Each entry should be given again exactly, with any image left out.

[Opening Supplied information section]

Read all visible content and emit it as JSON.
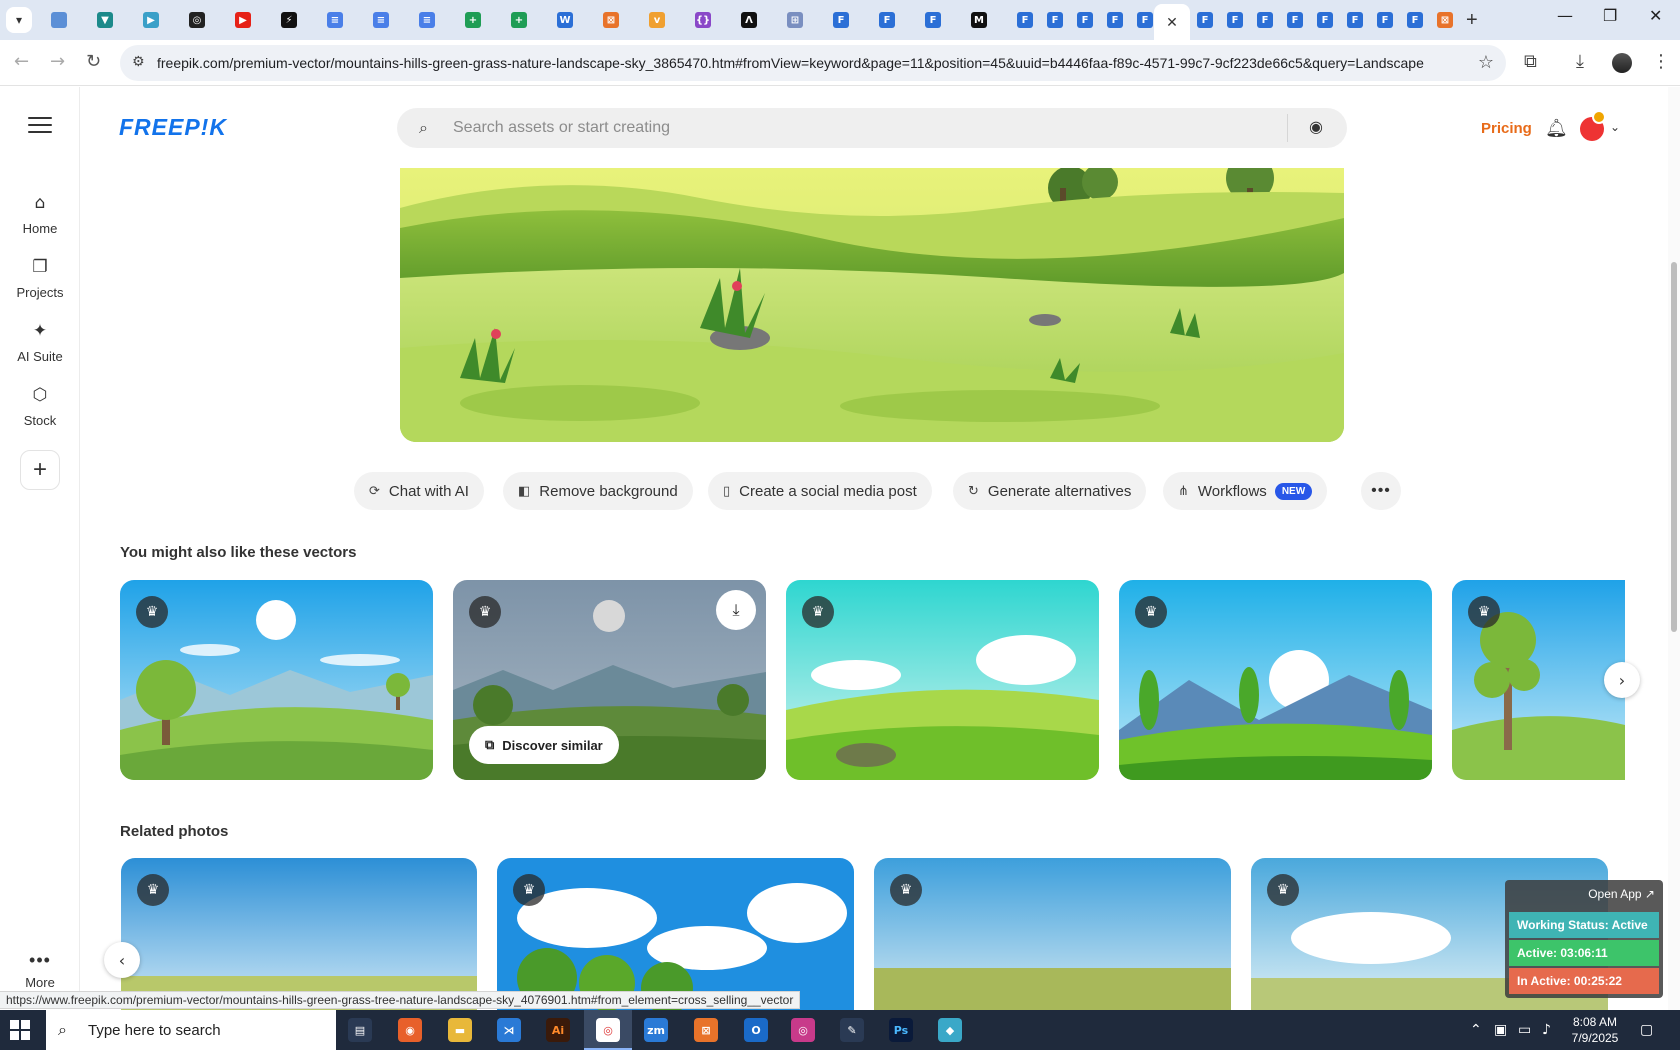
{
  "browser": {
    "url": "freepik.com/premium-vector/mountains-hills-green-grass-nature-landscape-sky_3865470.htm#fromView=keyword&page=11&position=45&uuid=b4446faa-f89c-4571-99c7-9cf223de66c5&query=Landscape",
    "active_tab_close": "✕",
    "new_tab": "+",
    "tabs": [
      {
        "icon": "globe-icon",
        "color": "#5b8fd6",
        "glyph": ""
      },
      {
        "icon": "vpn-icon",
        "color": "#1c8a8a",
        "glyph": "▼"
      },
      {
        "icon": "arrow-tab-icon",
        "color": "#3aa0c8",
        "glyph": "▶"
      },
      {
        "icon": "openai-icon",
        "color": "#222222",
        "glyph": "◎"
      },
      {
        "icon": "youtube-icon",
        "color": "#e62117",
        "glyph": "▶"
      },
      {
        "icon": "bolt-icon",
        "color": "#111111",
        "glyph": "⚡"
      },
      {
        "icon": "docs-icon",
        "color": "#4a7fe8",
        "glyph": "≡"
      },
      {
        "icon": "docs-icon",
        "color": "#4a7fe8",
        "glyph": "≡"
      },
      {
        "icon": "docs-icon",
        "color": "#4a7fe8",
        "glyph": "≡"
      },
      {
        "icon": "sheets-icon",
        "color": "#1f9d55",
        "glyph": "+"
      },
      {
        "icon": "sheets-icon",
        "color": "#1f9d55",
        "glyph": "+"
      },
      {
        "icon": "word-icon",
        "color": "#2b6fd6",
        "glyph": "W"
      },
      {
        "icon": "box-icon",
        "color": "#e8732a",
        "glyph": "⊠"
      },
      {
        "icon": "vee-icon",
        "color": "#f0a030",
        "glyph": "v"
      },
      {
        "icon": "brackets-icon",
        "color": "#8a48c8",
        "glyph": "{}"
      },
      {
        "icon": "lambda-icon",
        "color": "#111111",
        "glyph": "Λ"
      },
      {
        "icon": "grid-icon",
        "color": "#7a8fc0",
        "glyph": "⊞"
      },
      {
        "icon": "forms-icon",
        "color": "#2b6fd6",
        "glyph": "F"
      },
      {
        "icon": "forms-icon",
        "color": "#2b6fd6",
        "glyph": "F"
      },
      {
        "icon": "forms-icon",
        "color": "#2b6fd6",
        "glyph": "F"
      },
      {
        "icon": "medium-icon",
        "color": "#111111",
        "glyph": "M"
      },
      {
        "icon": "forms-icon",
        "color": "#2b6fd6",
        "glyph": "F"
      },
      {
        "icon": "forms-icon",
        "color": "#2b6fd6",
        "glyph": "F"
      },
      {
        "icon": "forms-icon",
        "color": "#2b6fd6",
        "glyph": "F"
      },
      {
        "icon": "forms-icon",
        "color": "#2b6fd6",
        "glyph": "F"
      },
      {
        "icon": "forms-icon",
        "color": "#2b6fd6",
        "glyph": "F"
      },
      {
        "icon": "forms-icon",
        "color": "#2b6fd6",
        "glyph": "F"
      },
      {
        "icon": "forms-icon",
        "color": "#2b6fd6",
        "glyph": "F"
      },
      {
        "icon": "forms-icon",
        "color": "#2b6fd6",
        "glyph": "F"
      },
      {
        "icon": "forms-icon",
        "color": "#2b6fd6",
        "glyph": "F"
      },
      {
        "icon": "forms-icon",
        "color": "#2b6fd6",
        "glyph": "F"
      },
      {
        "icon": "forms-icon",
        "color": "#2b6fd6",
        "glyph": "F"
      },
      {
        "icon": "forms-icon",
        "color": "#2b6fd6",
        "glyph": "F"
      },
      {
        "icon": "forms-icon",
        "color": "#2b6fd6",
        "glyph": "F"
      },
      {
        "icon": "box-icon",
        "color": "#e8732a",
        "glyph": "⊠"
      }
    ]
  },
  "sidebar": {
    "items": [
      {
        "label": "Home",
        "icon": "home-icon",
        "glyph": "⌂"
      },
      {
        "label": "Projects",
        "icon": "projects-icon",
        "glyph": "❐"
      },
      {
        "label": "AI Suite",
        "icon": "sparkle-icon",
        "glyph": "✦"
      },
      {
        "label": "Stock",
        "icon": "stock-icon",
        "glyph": "⬡"
      }
    ],
    "add_glyph": "+",
    "more_label": "More",
    "more_glyph": "•••"
  },
  "header": {
    "logo": "FREEP!K",
    "search_placeholder": "Search assets or start creating",
    "pricing": "Pricing",
    "brand_color": "#1273eb",
    "pricing_color": "#e86b19"
  },
  "actions": [
    {
      "label": "Chat with AI",
      "icon": "chat-ai-icon",
      "glyph": "⟳"
    },
    {
      "label": "Remove background",
      "icon": "remove-bg-icon",
      "glyph": "◧"
    },
    {
      "label": "Create a social media post",
      "icon": "phone-icon",
      "glyph": "▯"
    },
    {
      "label": "Generate alternatives",
      "icon": "refresh-icon",
      "glyph": "↻"
    },
    {
      "label": "Workflows",
      "icon": "workflow-icon",
      "glyph": "⋔",
      "badge": "NEW"
    }
  ],
  "more_actions": "•••",
  "vectors_section": {
    "title": "You might also like these vectors",
    "discover_label": "Discover similar"
  },
  "photos_section": {
    "title": "Related photos"
  },
  "status_url": "https://www.freepik.com/premium-vector/mountains-hills-green-grass-tree-nature-landscape-sky_4076901.htm#from_element=cross_selling__vector",
  "widget": {
    "open_app": "Open App ↗",
    "working_status": "Working Status: Active",
    "active": "Active: 03:06:11",
    "inactive": "In Active: 00:25:22"
  },
  "taskbar": {
    "search_placeholder": "Type here to search",
    "time": "8:08 AM",
    "date": "7/9/2025"
  }
}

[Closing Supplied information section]

● Response to this task
Read all visible content and emit it as JSON.
{
  "browser": {
    "url": "freepik.com/premium-vector/mountains-hills-green-grass-nature-landscape-sky_3865470.htm#fromView=keyword&page=11&position=45&uuid=b4446faa-f89c-4571-99c7-9cf223de66c5&query=Landscape",
    "active_tab_close": "✕",
    "new_tab": "+",
    "tabs": [
      {
        "icon": "globe-icon",
        "color": "#5b8fd6",
        "glyph": ""
      },
      {
        "icon": "vpn-icon",
        "color": "#1c8a8a",
        "glyph": "▼"
      },
      {
        "icon": "arrow-tab-icon",
        "color": "#3aa0c8",
        "glyph": "▶"
      },
      {
        "icon": "openai-icon",
        "color": "#222222",
        "glyph": "◎"
      },
      {
        "icon": "youtube-icon",
        "color": "#e62117",
        "glyph": "▶"
      },
      {
        "icon": "bolt-icon",
        "color": "#111111",
        "glyph": "⚡"
      },
      {
        "icon": "docs-icon",
        "color": "#4a7fe8",
        "glyph": "≡"
      },
      {
        "icon": "docs-icon",
        "color": "#4a7fe8",
        "glyph": "≡"
      },
      {
        "icon": "docs-icon",
        "color": "#4a7fe8",
        "glyph": "≡"
      },
      {
        "icon": "sheets-icon",
        "color": "#1f9d55",
        "glyph": "+"
      },
      {
        "icon": "sheets-icon",
        "color": "#1f9d55",
        "glyph": "+"
      },
      {
        "icon": "word-icon",
        "color": "#2b6fd6",
        "glyph": "W"
      },
      {
        "icon": "box-icon",
        "color": "#e8732a",
        "glyph": "⊠"
      },
      {
        "icon": "vee-icon",
        "color": "#f0a030",
        "glyph": "v"
      },
      {
        "icon": "brackets-icon",
        "color": "#8a48c8",
        "glyph": "{}"
      },
      {
        "icon": "lambda-icon",
        "color": "#111111",
        "glyph": "Λ"
      },
      {
        "icon": "grid-icon",
        "color": "#7a8fc0",
        "glyph": "⊞"
      },
      {
        "icon": "forms-icon",
        "color": "#2b6fd6",
        "glyph": "F"
      },
      {
        "icon": "forms-icon",
        "color": "#2b6fd6",
        "glyph": "F"
      },
      {
        "icon": "forms-icon",
        "color": "#2b6fd6",
        "glyph": "F"
      },
      {
        "icon": "medium-icon",
        "color": "#111111",
        "glyph": "M"
      },
      {
        "icon": "forms-icon",
        "color": "#2b6fd6",
        "glyph": "F"
      },
      {
        "icon": "forms-icon",
        "color": "#2b6fd6",
        "glyph": "F"
      },
      {
        "icon": "forms-icon",
        "color": "#2b6fd6",
        "glyph": "F"
      },
      {
        "icon": "forms-icon",
        "color": "#2b6fd6",
        "glyph": "F"
      },
      {
        "icon": "forms-icon",
        "color": "#2b6fd6",
        "glyph": "F"
      },
      {
        "icon": "forms-icon",
        "color": "#2b6fd6",
        "glyph": "F"
      },
      {
        "icon": "forms-icon",
        "color": "#2b6fd6",
        "glyph": "F"
      },
      {
        "icon": "forms-icon",
        "color": "#2b6fd6",
        "glyph": "F"
      },
      {
        "icon": "forms-icon",
        "color": "#2b6fd6",
        "glyph": "F"
      },
      {
        "icon": "forms-icon",
        "color": "#2b6fd6",
        "glyph": "F"
      },
      {
        "icon": "forms-icon",
        "color": "#2b6fd6",
        "glyph": "F"
      },
      {
        "icon": "forms-icon",
        "color": "#2b6fd6",
        "glyph": "F"
      },
      {
        "icon": "forms-icon",
        "color": "#2b6fd6",
        "glyph": "F"
      },
      {
        "icon": "box-icon",
        "color": "#e8732a",
        "glyph": "⊠"
      }
    ]
  },
  "sidebar": {
    "items": [
      {
        "label": "Home",
        "icon": "home-icon",
        "glyph": "⌂"
      },
      {
        "label": "Projects",
        "icon": "projects-icon",
        "glyph": "❐"
      },
      {
        "label": "AI Suite",
        "icon": "sparkle-icon",
        "glyph": "✦"
      },
      {
        "label": "Stock",
        "icon": "stock-icon",
        "glyph": "⬡"
      }
    ],
    "add_glyph": "+",
    "more_label": "More",
    "more_glyph": "•••"
  },
  "header": {
    "logo": "FREEP!K",
    "search_placeholder": "Search assets or start creating",
    "pricing": "Pricing",
    "brand_color": "#1273eb",
    "pricing_color": "#e86b19"
  },
  "actions": [
    {
      "label": "Chat with AI",
      "icon": "chat-ai-icon",
      "glyph": "⟳"
    },
    {
      "label": "Remove background",
      "icon": "remove-bg-icon",
      "glyph": "◧"
    },
    {
      "label": "Create a social media post",
      "icon": "phone-icon",
      "glyph": "▯"
    },
    {
      "label": "Generate alternatives",
      "icon": "refresh-icon",
      "glyph": "↻"
    },
    {
      "label": "Workflows",
      "icon": "workflow-icon",
      "glyph": "⋔",
      "badge": "NEW"
    }
  ],
  "more_actions": "•••",
  "vectors_section": {
    "title": "You might also like these vectors",
    "discover_label": "Discover similar"
  },
  "photos_section": {
    "title": "Related photos"
  },
  "status_url": "https://www.freepik.com/premium-vector/mountains-hills-green-grass-tree-nature-landscape-sky_4076901.htm#from_element=cross_selling__vector",
  "widget": {
    "open_app": "Open App ↗",
    "working_status": "Working Status: Active",
    "active": "Active: 03:06:11",
    "inactive": "In Active: 00:25:22"
  },
  "taskbar": {
    "search_placeholder": "Type here to search",
    "time": "8:08 AM",
    "date": "7/9/2025"
  }
}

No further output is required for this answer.